The document acknowledges that the primary concern of those advocating gender fluidity is to protect the dignity of persons who have claimed an unconventional sexual or gender identity. The Catholic Church is unabashed in proclaiming the inherent dignity of every human person, and the document advocates for educators to foster dialogue and listen to those with differing views. It emphasizes “the need to educate children and young people to respect every person in their particularity and difference, so that no one would suffer bullying, violence, insults or unjust discrimination … ” However, giving respect to a person does not obligate the child (or their parents) to suspend reason or deny reality, which is what many advocating gender ideology seem to expect. The Vatican document is clear: “The data of biological and medical science shows that … the sexual difference between men and women can be demonstrated scientifically by such fields as genetics, endocrinology, and neurology.” As Catholic parents and educators, it is a disservice to the children in our care to not stand firm on this ground. The introduction of multiple genders or gender fluidity has muddied the waters and added to human suffering. And the suffering takes differing forms. 

The psychological sciences have known for decades that persons who experience themselves as different than their biological sex are in grave pain, and for this we must have compassion. Although it is tempting to “support” a male child who is claiming to be a girl (or vice versa), this effort at kindness is not true compassion. The child in question needs love and clarity of the truth, and to be brought to some understanding of how his experience of himself became skewed. Another suffering that has become a point of confusion is a set of medical conditions referred to as “intersex” disorders, where a person is born with ambiguous genitalia or anomalous sex chromosome structures. Sadly, the gender ideology advocates have incorporated such persons into their group (LGBTQI), despite the fact that many can receive proper intervention in infancy and live relatively ordinary lives. This incorporation conflates those persons with a biological or genetic abnormality with those whose issues are emotional and developmental. The needs and care for persons in each of these circumstances is unique, and the manner to best understand them belies their being included in the same ideological agenda. 
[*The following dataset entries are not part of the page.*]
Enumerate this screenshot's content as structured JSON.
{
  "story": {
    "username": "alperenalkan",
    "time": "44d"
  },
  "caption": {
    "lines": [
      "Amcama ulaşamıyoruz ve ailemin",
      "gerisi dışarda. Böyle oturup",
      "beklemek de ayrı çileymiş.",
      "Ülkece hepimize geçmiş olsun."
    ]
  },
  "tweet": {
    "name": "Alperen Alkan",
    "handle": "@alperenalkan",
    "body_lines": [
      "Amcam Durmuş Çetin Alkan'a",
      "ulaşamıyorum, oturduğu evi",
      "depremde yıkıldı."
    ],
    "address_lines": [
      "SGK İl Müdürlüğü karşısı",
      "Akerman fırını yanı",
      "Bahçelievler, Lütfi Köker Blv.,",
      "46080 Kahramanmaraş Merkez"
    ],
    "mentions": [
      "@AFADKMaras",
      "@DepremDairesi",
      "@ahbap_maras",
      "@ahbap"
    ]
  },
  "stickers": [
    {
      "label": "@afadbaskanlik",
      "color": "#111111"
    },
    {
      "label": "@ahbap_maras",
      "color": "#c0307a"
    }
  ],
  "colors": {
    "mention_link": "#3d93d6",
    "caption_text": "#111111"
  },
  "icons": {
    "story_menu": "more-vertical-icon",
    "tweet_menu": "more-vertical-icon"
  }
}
The document’s concluding section, “Proposing,” offers a clear recommendation regarding how educators ought to approach gender ideology during these complex and confusing times. In brief, the emphasis is on the need for a “clear and convincing anthropology,” or understanding of the human person, as a foundation for developing educational programs. In other words, teachers, schools and we parents as primary educators of our children need to get back to the basics, teaching our children about their inherent dignity, being made in the image and after the likeness of God, and all the rights and responsibilities to respect others that come forth from that truth. First and foremost, the way to find one’s identity is through right, emotionally intimate relationships, and making a gift of oneself to others in a generous and charitable manner. In this way, a young person can manifest authentic Christian love to a peer who is confused about their identity, without abuse or discrimination, yet with respect, compassion and adherence to the truth: Male and female he created them. Hopefully, this will create an educational environment where this truth can be spoken clearly without obscuring or hiding aspects of this reality that are ideologically unpopular in some circles — and an authentic compassion for those in pain. 

Moncher is program coordinator for the diocesan Office of Victim Assistance.


© Arlington Catholic Herald 2019